Repeat every record below exactly, but leave out any pictures.

(App and web page records)
◇ ◇ ◇
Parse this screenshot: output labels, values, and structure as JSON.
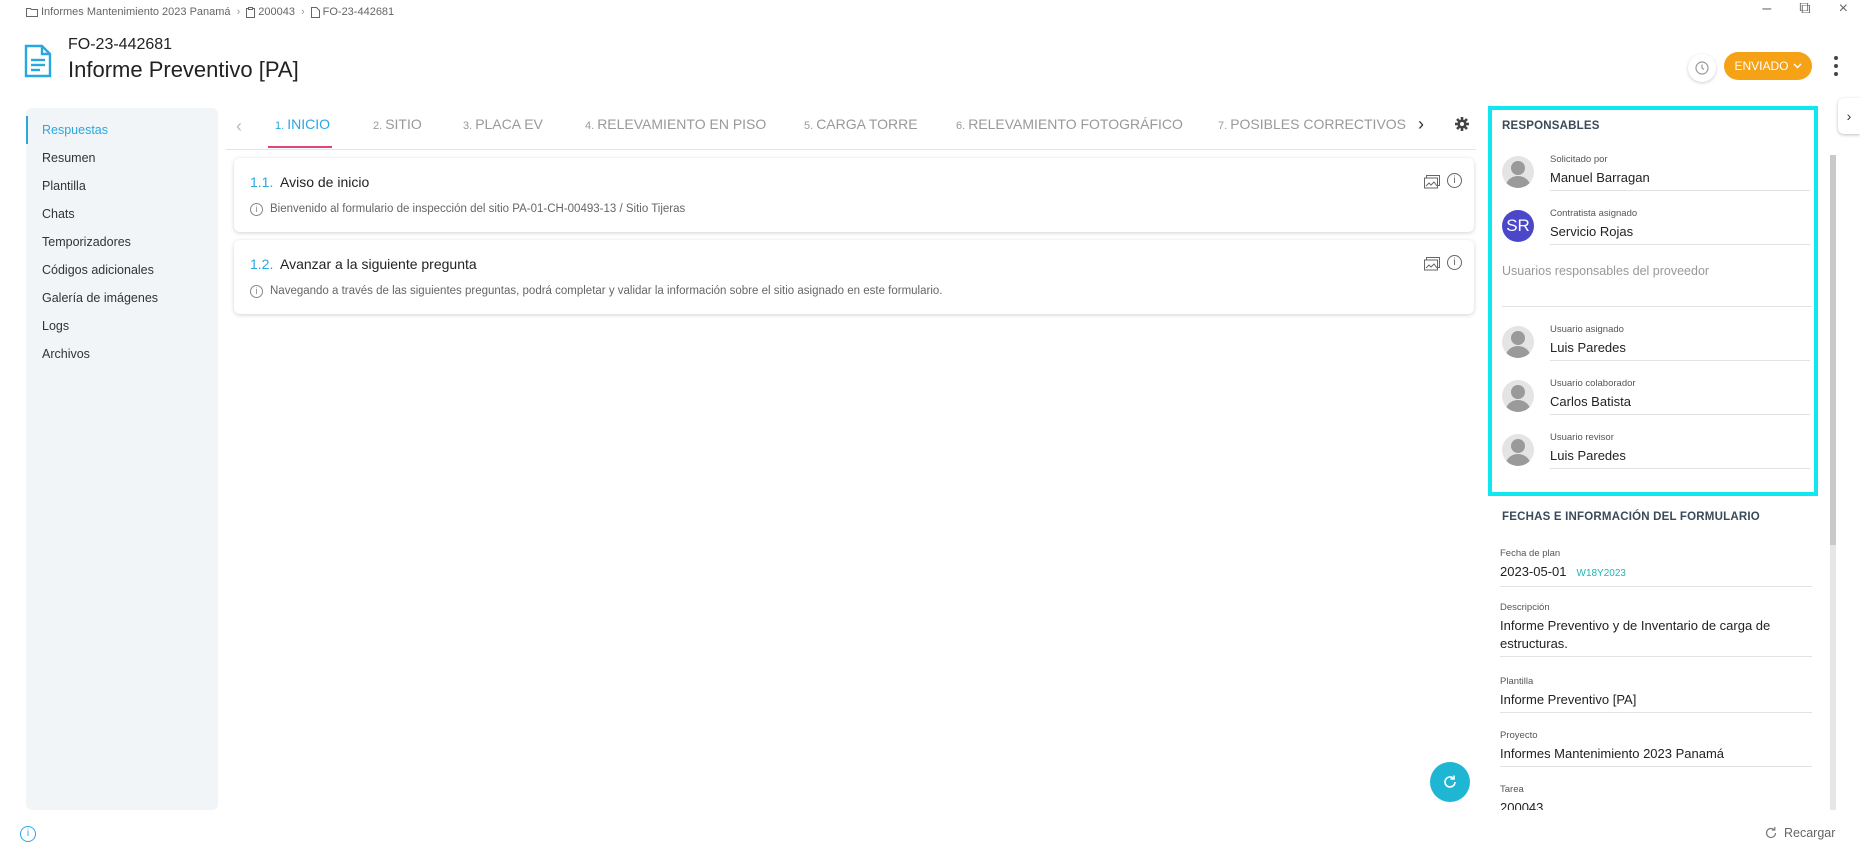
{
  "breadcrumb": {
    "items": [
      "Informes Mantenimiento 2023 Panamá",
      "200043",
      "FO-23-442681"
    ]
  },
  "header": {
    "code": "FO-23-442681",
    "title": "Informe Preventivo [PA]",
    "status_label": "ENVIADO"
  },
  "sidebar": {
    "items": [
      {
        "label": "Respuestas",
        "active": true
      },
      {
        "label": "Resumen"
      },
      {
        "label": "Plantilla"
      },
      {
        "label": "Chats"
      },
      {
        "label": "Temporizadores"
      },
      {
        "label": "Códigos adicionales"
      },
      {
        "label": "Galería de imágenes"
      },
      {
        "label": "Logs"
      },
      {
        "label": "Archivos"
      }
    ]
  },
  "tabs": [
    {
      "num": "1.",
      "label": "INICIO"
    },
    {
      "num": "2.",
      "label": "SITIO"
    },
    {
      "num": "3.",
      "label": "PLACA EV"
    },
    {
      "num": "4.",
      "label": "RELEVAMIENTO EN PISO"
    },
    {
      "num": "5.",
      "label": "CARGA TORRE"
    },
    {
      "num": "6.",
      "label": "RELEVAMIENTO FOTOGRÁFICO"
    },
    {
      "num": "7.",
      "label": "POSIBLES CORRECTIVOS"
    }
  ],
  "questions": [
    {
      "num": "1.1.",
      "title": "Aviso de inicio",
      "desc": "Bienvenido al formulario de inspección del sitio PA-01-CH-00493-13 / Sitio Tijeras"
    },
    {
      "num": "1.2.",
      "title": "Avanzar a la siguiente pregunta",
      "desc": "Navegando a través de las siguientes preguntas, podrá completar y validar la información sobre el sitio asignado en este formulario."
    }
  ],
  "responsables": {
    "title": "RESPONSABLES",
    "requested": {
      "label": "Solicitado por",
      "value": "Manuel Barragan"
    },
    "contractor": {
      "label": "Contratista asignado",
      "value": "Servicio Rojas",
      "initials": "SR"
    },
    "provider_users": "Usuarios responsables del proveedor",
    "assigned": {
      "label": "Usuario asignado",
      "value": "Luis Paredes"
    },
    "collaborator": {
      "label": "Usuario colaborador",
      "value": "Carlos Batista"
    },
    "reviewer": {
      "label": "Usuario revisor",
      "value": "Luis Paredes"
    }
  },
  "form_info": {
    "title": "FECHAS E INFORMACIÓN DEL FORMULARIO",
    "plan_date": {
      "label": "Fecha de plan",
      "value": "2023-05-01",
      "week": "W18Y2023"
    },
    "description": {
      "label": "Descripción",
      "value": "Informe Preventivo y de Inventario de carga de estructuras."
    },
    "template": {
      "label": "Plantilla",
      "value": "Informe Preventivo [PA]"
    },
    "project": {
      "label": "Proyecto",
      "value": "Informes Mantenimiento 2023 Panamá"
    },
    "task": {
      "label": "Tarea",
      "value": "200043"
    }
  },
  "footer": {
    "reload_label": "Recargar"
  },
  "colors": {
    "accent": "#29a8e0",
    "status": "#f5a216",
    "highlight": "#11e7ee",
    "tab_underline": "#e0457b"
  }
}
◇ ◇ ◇
**Result below**
Parse this screenshot: output labels, values, and structure as JSON.
{
  "breadcrumb": {
    "items": [
      "Informes Mantenimiento 2023 Panamá",
      "200043",
      "FO-23-442681"
    ]
  },
  "header": {
    "code": "FO-23-442681",
    "title": "Informe Preventivo [PA]",
    "status_label": "ENVIADO"
  },
  "sidebar": {
    "items": [
      {
        "label": "Respuestas",
        "active": true
      },
      {
        "label": "Resumen"
      },
      {
        "label": "Plantilla"
      },
      {
        "label": "Chats"
      },
      {
        "label": "Temporizadores"
      },
      {
        "label": "Códigos adicionales"
      },
      {
        "label": "Galería de imágenes"
      },
      {
        "label": "Logs"
      },
      {
        "label": "Archivos"
      }
    ]
  },
  "tabs": [
    {
      "num": "1.",
      "label": "INICIO"
    },
    {
      "num": "2.",
      "label": "SITIO"
    },
    {
      "num": "3.",
      "label": "PLACA EV"
    },
    {
      "num": "4.",
      "label": "RELEVAMIENTO EN PISO"
    },
    {
      "num": "5.",
      "label": "CARGA TORRE"
    },
    {
      "num": "6.",
      "label": "RELEVAMIENTO FOTOGRÁFICO"
    },
    {
      "num": "7.",
      "label": "POSIBLES CORRECTIVOS"
    }
  ],
  "questions": [
    {
      "num": "1.1.",
      "title": "Aviso de inicio",
      "desc": "Bienvenido al formulario de inspección del sitio PA-01-CH-00493-13 / Sitio Tijeras"
    },
    {
      "num": "1.2.",
      "title": "Avanzar a la siguiente pregunta",
      "desc": "Navegando a través de las siguientes preguntas, podrá completar y validar la información sobre el sitio asignado en este formulario."
    }
  ],
  "responsables": {
    "title": "RESPONSABLES",
    "requested": {
      "label": "Solicitado por",
      "value": "Manuel Barragan"
    },
    "contractor": {
      "label": "Contratista asignado",
      "value": "Servicio Rojas",
      "initials": "SR"
    },
    "provider_users": "Usuarios responsables del proveedor",
    "assigned": {
      "label": "Usuario asignado",
      "value": "Luis Paredes"
    },
    "collaborator": {
      "label": "Usuario colaborador",
      "value": "Carlos Batista"
    },
    "reviewer": {
      "label": "Usuario revisor",
      "value": "Luis Paredes"
    }
  },
  "form_info": {
    "title": "FECHAS E INFORMACIÓN DEL FORMULARIO",
    "plan_date": {
      "label": "Fecha de plan",
      "value": "2023-05-01",
      "week": "W18Y2023"
    },
    "description": {
      "label": "Descripción",
      "value": "Informe Preventivo y de Inventario de carga de estructuras."
    },
    "template": {
      "label": "Plantilla",
      "value": "Informe Preventivo [PA]"
    },
    "project": {
      "label": "Proyecto",
      "value": "Informes Mantenimiento 2023 Panamá"
    },
    "task": {
      "label": "Tarea",
      "value": "200043"
    }
  },
  "footer": {
    "reload_label": "Recargar"
  },
  "colors": {
    "accent": "#29a8e0",
    "status": "#f5a216",
    "highlight": "#11e7ee",
    "tab_underline": "#e0457b"
  }
}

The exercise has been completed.